Certainly not restricted to only environmental infrastructure transfers, this book explains foreign aid in a way I didn't expect. The movement of financial assets from one government to another takes place via standard commercial banks more often than not, and it's somewhat worrying how formal government systems essentially bootstrap even in the 21st century.
Explanations of Armenia's relationship to both Russia and the USA is explained as a careful balance of winning financial and other favours (primarily financial from the Americans and others from Russia), and it lends good insight into the point of view of Armenia trying to sew up multiple bleeding gashes at once.

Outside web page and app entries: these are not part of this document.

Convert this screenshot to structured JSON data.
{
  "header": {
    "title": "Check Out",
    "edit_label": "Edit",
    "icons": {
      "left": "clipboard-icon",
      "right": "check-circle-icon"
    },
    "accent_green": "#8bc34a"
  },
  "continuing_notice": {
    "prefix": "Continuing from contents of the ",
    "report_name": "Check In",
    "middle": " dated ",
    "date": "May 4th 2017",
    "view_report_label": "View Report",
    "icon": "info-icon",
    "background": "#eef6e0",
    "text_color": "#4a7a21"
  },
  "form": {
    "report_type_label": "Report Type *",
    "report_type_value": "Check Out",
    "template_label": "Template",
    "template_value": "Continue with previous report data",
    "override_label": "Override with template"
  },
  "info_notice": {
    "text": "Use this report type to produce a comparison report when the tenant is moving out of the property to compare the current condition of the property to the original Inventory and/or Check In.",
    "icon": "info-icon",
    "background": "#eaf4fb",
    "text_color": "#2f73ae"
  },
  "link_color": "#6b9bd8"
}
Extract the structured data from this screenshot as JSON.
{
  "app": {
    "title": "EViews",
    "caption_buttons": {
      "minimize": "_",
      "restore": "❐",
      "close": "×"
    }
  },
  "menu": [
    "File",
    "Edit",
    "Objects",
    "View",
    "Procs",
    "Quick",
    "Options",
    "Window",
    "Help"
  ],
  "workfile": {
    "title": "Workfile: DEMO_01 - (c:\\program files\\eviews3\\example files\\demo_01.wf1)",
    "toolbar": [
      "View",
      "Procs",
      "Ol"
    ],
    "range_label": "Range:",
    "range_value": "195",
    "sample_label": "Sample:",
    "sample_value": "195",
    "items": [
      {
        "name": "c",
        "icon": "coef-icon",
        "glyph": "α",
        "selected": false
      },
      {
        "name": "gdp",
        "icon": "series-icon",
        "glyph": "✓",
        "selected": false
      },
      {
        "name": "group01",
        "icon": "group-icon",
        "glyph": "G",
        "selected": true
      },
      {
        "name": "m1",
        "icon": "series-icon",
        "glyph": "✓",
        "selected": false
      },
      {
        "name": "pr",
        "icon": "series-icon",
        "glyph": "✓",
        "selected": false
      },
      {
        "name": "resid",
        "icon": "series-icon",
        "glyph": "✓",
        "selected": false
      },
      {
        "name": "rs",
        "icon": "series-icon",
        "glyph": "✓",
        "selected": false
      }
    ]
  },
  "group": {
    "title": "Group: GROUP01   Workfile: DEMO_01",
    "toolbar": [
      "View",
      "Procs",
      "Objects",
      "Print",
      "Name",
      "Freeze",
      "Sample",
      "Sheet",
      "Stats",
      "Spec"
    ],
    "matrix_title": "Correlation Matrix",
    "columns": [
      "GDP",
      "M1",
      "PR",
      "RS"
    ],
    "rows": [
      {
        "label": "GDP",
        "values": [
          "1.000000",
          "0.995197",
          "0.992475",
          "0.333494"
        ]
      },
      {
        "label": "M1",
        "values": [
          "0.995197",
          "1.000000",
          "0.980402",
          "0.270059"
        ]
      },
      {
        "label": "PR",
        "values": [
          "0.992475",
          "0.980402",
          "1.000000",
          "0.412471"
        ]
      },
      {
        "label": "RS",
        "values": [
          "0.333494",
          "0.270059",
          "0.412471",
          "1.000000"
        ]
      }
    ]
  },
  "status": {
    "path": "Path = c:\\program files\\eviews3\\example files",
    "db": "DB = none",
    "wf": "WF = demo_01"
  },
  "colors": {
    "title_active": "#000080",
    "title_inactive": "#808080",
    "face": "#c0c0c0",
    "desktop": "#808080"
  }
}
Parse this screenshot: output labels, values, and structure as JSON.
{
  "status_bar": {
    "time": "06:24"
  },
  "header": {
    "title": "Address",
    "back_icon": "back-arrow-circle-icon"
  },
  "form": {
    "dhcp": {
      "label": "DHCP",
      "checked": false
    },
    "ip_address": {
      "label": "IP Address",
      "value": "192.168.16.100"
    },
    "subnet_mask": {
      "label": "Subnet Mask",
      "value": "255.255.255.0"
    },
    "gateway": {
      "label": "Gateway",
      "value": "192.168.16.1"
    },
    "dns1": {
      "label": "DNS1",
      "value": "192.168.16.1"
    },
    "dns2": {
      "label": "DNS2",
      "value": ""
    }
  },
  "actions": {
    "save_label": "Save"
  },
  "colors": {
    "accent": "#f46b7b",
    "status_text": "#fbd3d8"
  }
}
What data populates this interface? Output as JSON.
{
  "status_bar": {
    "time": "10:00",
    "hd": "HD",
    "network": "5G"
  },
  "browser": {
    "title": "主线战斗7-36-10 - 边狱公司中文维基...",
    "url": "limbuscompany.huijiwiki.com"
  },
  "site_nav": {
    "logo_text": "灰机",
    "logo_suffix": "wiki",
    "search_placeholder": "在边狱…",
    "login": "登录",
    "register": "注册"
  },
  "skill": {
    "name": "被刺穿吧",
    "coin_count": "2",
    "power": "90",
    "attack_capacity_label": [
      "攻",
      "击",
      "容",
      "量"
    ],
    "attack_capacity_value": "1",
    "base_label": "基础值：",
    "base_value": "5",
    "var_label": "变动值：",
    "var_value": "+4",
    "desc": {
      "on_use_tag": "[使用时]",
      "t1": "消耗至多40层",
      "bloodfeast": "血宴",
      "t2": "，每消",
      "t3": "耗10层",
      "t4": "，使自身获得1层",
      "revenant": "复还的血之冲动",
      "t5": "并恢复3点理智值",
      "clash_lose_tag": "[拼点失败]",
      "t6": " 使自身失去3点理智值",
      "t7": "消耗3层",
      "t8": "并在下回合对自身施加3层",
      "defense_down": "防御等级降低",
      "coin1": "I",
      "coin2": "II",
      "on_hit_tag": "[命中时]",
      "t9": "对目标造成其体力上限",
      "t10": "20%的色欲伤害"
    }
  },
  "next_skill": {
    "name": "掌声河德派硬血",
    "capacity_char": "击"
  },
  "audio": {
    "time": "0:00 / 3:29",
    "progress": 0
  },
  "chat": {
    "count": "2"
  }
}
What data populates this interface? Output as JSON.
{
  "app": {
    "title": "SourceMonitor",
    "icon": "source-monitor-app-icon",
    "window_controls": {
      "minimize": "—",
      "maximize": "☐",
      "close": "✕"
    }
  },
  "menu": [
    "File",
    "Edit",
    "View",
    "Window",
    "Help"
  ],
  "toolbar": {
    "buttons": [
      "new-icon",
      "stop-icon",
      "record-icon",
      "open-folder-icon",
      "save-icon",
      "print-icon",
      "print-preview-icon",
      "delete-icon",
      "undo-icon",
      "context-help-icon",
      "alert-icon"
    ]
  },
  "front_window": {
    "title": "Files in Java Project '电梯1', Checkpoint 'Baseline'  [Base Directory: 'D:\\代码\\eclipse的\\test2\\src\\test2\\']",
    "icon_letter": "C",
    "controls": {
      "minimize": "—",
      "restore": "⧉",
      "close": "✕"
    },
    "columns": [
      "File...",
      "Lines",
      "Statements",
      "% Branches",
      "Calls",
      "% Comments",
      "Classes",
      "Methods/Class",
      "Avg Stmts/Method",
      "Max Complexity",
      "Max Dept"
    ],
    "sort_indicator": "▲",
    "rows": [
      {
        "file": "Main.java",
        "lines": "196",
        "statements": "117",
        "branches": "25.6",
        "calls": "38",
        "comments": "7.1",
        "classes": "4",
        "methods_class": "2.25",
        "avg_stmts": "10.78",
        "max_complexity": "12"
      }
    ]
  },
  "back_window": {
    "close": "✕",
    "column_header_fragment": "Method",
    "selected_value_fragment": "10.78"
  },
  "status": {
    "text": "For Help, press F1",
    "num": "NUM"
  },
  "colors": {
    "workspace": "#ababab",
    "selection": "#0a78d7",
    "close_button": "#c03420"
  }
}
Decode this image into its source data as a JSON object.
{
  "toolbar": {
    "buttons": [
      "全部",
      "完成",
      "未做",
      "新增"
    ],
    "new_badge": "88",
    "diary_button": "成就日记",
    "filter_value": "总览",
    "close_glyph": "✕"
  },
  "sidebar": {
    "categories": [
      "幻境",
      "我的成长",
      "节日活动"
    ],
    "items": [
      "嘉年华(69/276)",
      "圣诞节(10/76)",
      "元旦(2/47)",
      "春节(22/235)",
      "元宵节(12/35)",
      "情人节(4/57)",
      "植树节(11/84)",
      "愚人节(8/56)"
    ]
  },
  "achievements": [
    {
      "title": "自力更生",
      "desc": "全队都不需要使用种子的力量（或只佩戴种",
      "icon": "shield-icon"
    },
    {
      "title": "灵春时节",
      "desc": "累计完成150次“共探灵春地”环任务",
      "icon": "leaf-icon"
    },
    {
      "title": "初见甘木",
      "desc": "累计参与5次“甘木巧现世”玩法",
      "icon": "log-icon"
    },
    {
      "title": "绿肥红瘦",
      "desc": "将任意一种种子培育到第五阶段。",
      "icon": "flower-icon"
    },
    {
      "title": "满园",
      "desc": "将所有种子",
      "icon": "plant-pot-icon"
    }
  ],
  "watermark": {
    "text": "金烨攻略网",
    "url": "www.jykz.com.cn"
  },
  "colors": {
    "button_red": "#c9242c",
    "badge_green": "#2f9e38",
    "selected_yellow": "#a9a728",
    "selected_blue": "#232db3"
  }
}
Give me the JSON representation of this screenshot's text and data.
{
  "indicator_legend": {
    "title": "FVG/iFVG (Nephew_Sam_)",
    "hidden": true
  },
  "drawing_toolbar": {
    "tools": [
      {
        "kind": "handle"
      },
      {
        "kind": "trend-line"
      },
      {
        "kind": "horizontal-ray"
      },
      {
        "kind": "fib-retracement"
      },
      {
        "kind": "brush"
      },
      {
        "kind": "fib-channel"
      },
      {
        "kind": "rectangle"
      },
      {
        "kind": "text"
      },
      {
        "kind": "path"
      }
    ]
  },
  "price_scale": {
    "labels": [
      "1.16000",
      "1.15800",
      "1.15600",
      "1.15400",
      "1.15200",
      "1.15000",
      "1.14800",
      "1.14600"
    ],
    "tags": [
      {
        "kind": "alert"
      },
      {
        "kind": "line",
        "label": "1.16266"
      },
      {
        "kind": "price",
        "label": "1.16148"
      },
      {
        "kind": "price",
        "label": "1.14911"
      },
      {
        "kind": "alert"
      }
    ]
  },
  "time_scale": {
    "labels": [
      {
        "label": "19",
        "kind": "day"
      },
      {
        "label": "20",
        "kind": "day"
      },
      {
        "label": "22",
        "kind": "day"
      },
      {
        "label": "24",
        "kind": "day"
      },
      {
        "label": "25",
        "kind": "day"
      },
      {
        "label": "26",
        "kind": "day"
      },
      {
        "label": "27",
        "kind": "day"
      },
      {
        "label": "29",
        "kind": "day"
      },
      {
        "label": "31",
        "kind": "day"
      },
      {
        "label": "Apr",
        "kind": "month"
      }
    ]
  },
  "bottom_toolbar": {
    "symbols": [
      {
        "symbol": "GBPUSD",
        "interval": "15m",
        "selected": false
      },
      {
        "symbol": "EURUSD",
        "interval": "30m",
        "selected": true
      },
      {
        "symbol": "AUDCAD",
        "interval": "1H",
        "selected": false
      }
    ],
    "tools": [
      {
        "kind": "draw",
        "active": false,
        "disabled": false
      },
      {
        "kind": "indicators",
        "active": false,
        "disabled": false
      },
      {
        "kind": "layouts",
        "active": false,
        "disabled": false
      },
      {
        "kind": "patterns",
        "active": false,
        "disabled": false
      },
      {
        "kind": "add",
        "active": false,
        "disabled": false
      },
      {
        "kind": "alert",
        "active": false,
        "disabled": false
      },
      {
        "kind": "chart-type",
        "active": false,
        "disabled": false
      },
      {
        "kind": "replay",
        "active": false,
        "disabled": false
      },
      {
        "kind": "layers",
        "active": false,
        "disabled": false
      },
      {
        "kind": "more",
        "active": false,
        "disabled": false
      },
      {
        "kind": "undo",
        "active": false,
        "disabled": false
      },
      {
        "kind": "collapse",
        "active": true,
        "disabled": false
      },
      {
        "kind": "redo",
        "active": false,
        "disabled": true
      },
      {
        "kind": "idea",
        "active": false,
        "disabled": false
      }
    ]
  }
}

However, the book's writing is notoriously thick despite its short length which made comprehension difficult. Sentences run on, are rarely interconnected and otherwise the book shows the seams of its joint creation by several authors. It's by no means a bad read, but you'll have a hard time of it.